I’m sure many of you have heard of a doula. The word doula actually comes from the Greek word meaning “a woman who serves.” The definition of doula (from their governing agency DONA.org) states a doula is “a trained professional who provides continuous physical, emotional and informational support to a mother before, during and after childbirth to help her achieve the healthiest, most satisfying experience possible.” I would argue that a doula not only supports the mother but the entire new family.
Side note, I was a doula! Yes, you heard it correctly, this medical doctor was a doula. In college I joined a volunteer group called BirthPartners at the university hospital to support both teen moms and women who were birthing alone. I honestly believe it was this training and my work with the midwives at the hospital that ignited my passion for OBGYN.

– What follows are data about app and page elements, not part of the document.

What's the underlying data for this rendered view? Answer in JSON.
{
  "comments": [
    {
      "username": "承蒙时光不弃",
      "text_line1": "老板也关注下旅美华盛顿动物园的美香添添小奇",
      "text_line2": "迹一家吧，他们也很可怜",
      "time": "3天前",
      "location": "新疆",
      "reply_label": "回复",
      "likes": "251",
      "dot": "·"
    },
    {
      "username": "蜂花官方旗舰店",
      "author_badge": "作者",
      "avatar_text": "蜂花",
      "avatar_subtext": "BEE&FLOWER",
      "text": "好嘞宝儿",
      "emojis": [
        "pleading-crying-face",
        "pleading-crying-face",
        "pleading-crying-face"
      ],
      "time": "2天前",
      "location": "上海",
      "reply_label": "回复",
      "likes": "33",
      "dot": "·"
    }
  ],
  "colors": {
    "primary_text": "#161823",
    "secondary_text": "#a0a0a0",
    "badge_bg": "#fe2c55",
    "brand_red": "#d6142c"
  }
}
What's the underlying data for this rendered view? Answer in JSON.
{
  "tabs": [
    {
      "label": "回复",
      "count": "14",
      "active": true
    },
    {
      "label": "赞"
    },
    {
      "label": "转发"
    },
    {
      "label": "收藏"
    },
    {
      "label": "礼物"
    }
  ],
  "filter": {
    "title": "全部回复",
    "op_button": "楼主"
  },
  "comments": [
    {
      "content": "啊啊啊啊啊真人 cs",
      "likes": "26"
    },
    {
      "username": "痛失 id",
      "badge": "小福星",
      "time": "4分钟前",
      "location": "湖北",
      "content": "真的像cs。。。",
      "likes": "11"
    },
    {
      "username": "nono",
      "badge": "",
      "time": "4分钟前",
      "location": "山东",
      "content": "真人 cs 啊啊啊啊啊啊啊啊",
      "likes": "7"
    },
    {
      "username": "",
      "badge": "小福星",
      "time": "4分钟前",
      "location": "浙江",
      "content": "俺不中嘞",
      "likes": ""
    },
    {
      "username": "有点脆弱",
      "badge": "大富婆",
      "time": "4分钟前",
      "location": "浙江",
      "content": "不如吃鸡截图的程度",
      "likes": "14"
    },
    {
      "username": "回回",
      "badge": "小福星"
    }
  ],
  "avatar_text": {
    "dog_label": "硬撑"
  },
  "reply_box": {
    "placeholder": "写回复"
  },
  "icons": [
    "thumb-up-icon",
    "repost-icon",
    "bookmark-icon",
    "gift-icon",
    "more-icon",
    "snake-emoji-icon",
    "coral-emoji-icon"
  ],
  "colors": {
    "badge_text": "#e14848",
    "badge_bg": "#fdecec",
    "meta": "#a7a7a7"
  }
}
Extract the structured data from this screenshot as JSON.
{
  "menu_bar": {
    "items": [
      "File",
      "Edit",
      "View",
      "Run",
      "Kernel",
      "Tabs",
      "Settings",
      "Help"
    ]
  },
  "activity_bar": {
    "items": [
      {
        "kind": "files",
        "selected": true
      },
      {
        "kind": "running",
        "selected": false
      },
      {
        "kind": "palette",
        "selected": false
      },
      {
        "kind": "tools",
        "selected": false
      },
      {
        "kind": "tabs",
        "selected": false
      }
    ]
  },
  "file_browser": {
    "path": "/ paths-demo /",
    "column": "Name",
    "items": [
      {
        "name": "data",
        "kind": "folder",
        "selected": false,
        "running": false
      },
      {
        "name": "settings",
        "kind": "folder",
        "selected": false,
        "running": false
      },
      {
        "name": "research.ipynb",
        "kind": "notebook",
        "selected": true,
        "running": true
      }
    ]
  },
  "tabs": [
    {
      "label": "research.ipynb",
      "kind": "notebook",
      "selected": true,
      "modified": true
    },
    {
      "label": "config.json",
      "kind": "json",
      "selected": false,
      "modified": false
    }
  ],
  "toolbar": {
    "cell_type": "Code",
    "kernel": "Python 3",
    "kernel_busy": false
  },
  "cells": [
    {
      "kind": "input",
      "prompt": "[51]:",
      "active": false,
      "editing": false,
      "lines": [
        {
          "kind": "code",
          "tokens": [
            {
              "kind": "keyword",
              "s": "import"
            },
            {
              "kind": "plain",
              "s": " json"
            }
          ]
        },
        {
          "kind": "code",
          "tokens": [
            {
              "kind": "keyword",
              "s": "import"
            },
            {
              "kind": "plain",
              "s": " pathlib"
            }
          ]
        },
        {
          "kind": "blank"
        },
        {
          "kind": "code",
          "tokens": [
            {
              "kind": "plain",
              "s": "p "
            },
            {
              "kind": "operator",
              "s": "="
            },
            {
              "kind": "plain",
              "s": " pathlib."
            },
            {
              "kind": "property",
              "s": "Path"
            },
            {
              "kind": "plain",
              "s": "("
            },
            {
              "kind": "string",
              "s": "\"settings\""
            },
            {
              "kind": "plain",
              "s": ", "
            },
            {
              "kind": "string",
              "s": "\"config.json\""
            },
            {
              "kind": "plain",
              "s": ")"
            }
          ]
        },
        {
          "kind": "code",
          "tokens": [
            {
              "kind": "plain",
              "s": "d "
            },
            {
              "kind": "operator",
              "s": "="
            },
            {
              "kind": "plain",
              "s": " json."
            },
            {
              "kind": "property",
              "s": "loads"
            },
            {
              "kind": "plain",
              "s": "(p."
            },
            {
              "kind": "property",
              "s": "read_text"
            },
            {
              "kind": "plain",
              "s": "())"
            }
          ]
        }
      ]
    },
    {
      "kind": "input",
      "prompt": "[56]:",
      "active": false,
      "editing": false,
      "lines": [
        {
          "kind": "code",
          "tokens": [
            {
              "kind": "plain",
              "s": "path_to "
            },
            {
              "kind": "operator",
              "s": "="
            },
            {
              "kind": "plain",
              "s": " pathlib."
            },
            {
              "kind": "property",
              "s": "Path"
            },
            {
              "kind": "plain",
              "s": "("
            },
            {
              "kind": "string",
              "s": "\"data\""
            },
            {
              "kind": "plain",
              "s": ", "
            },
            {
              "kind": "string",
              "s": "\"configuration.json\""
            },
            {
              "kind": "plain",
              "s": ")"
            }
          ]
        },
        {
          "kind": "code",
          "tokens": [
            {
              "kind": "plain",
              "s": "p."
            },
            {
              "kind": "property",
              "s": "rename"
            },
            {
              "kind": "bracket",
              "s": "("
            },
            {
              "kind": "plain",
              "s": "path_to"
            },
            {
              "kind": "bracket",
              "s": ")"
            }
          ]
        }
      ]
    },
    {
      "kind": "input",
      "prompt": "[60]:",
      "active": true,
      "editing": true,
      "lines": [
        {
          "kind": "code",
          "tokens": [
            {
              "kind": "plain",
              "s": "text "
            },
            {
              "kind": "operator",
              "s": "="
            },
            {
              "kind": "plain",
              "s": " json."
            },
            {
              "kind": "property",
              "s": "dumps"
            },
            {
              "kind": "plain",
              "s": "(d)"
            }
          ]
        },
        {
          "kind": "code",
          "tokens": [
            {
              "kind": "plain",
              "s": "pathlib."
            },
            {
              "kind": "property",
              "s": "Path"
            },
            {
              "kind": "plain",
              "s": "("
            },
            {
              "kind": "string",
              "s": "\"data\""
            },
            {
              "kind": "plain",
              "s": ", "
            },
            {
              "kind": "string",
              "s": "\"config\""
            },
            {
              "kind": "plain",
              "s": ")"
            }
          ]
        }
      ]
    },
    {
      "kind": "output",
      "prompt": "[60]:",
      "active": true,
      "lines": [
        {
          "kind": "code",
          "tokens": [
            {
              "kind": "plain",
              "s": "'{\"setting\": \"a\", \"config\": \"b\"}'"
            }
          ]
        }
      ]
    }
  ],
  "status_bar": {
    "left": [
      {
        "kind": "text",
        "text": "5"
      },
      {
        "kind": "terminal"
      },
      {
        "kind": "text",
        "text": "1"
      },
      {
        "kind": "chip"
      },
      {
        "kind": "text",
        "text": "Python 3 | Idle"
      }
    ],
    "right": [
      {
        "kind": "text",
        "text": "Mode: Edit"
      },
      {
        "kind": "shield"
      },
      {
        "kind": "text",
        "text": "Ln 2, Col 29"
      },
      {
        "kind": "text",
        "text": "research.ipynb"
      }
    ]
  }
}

When I ask my patients about doulas they suggest their role is dedicated to those who want a home birth or want an unmedicated birth. This is entirely not true. Doulas are there to support anyone who wants and needs it. In modern medicine people may think they don’t need the support of a birth doula if they are planning a hospital birth and an epidural however, I believe the true magic is in the postpartum doula.
Imagine arriving home with crazy hormones, hair tangled, your sitz bath and all of the creams for your bottom, a confused partner and lots of family and friends ready to offer up their expert opinion. Then picture someone who you have hired to support YOU AND BABY! Postpartum doulas are magical unicorns. They know about breastfeeding and the perineum. They know about doing laundry and meal prep. They even know how to manage the masses of people that want to visit. They can help with the first bath (both yours and babies) and are there when the shit gets real.
Many doulas can do both birth doula and postpartum work which is lovely because you have built a relationship. There is something to be said for how they did it in the old days. All of the women in town would gather at the home where a new baby was born and support the new family. The grandmothers, mothers, aunts, cousins and neighbors had all been through childbirth and raising a tiny human. They showed up to offer their guidance and expertise. These days many of us are not living in multi generational communities as in the past. Or maybe your entire extended family is not your idea of a supportive good time. Enter the postpartum doula.
If you want more information go to DONA.org. They have a list of doulas who are certified by their organization which is very respectable. You can also ask your healthcare provider if they have any doulas they work with regularly. You know my motto - always ask for help, lots of it!
About the Author:
Dr. Barbara Frank is a Fellow of the American College of Obstetrics and Gynecology and is affiliated with Brigham and Women’s Hospital and Brookline Village OBGYN. She is also a faculty member of Harvard Medical School. Dr. Frank lives in Boston and is a wife and mom of two young children.